Institution:University of Georgia
Region:Southeast (GA, FL, AL)
Project Fiscal Year:2017
Report Received Date:
Project NPB Budget:$25,500
Since the early 2000s TSWV-resistant cultivars with some degree of field resistance has been the main management option for spotted wilt disease caused by thrips-transmitted Tomato spotted wilt virus (TSWV). This strategy has been quite successful, but in recent years, increased incidence of spotted wilt has been observed even after planting cultivars with field resistance. This prompted us to question whether TSWV isolates have evolved into a resistance-breaking strains? And, do they impact the usefulness of cultivars with field resistance? We sequenced TSWV isolates (all coding genes), and conducted phylogenetics and population genetics analyses over the last few years (2016-2018). Results are discussed below in detail. The take home points being that there is constant evolution of TSWV with respect to time, but no so much in relation to resistance identified in peanut.
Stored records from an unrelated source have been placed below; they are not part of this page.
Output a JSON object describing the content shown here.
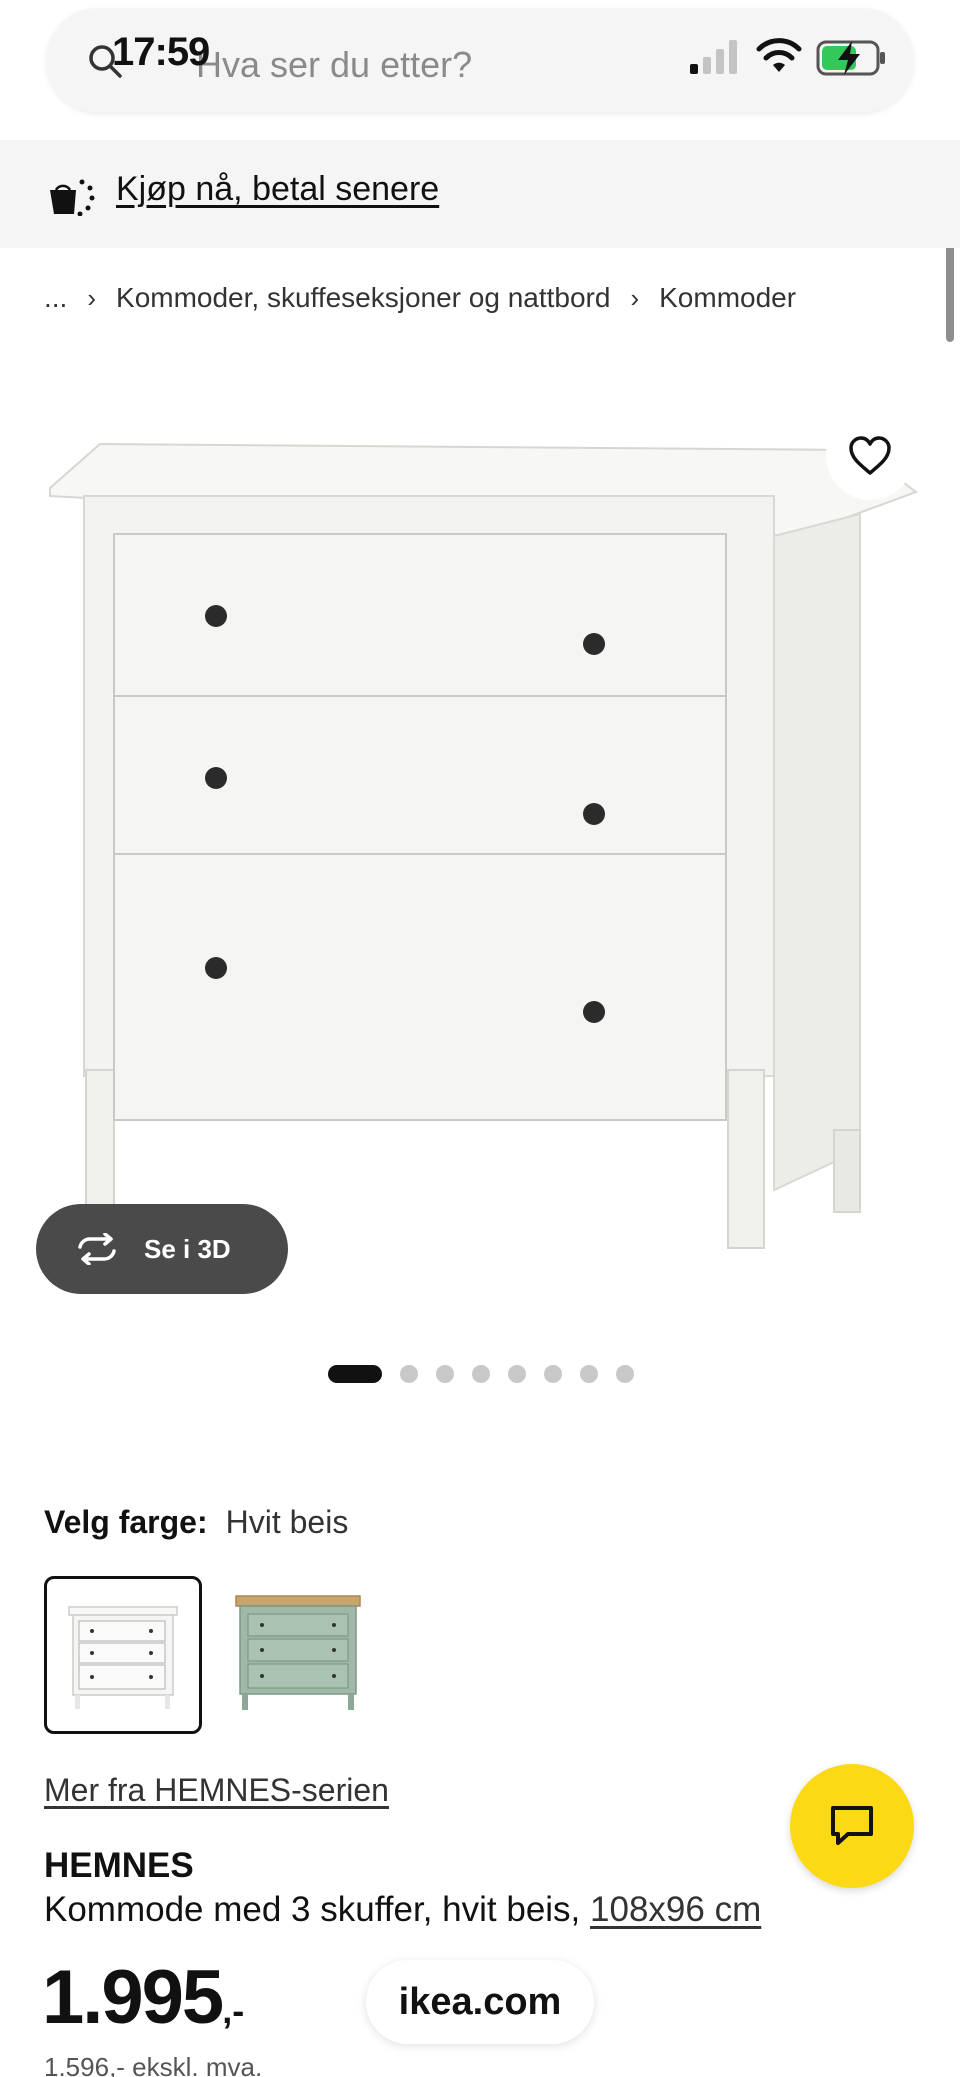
{
  "status_bar": {
    "time": "17:59"
  },
  "search": {
    "placeholder": "Hva ser du etter?"
  },
  "promo": {
    "link_text": "Kjøp nå, betal senere"
  },
  "breadcrumb": {
    "items": [
      "...",
      "Kommoder, skuffeseksjoner og nattbord",
      "Kommoder"
    ]
  },
  "gallery": {
    "view_3d_label": "Se i 3D",
    "dot_count": 8,
    "active_dot": 1
  },
  "color_picker": {
    "label": "Velg farge:",
    "selected_value": "Hvit beis",
    "swatches": [
      {
        "color_name": "white",
        "color": "#f4f4f2"
      },
      {
        "color_name": "green",
        "color": "#9fb8a8"
      }
    ]
  },
  "series_link": "Mer fra HEMNES-serien",
  "product": {
    "name": "HEMNES",
    "description": "Kommode med 3 skuffer, hvit beis,",
    "size": "108x96 cm"
  },
  "price": {
    "amount": "1.995",
    "suffix": ",-",
    "ex_vat": "1.596,- ekskl. mva."
  },
  "browser": {
    "url": "ikea.com"
  },
  "colors": {
    "brand_yellow": "#fbd914",
    "dark_button": "#4a4a4a",
    "text": "#111111"
  }
}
It could be that the temporal evolution of TSWV is an adaptation to TSWV resistant cultivars, and hence the increased TSWV incidence.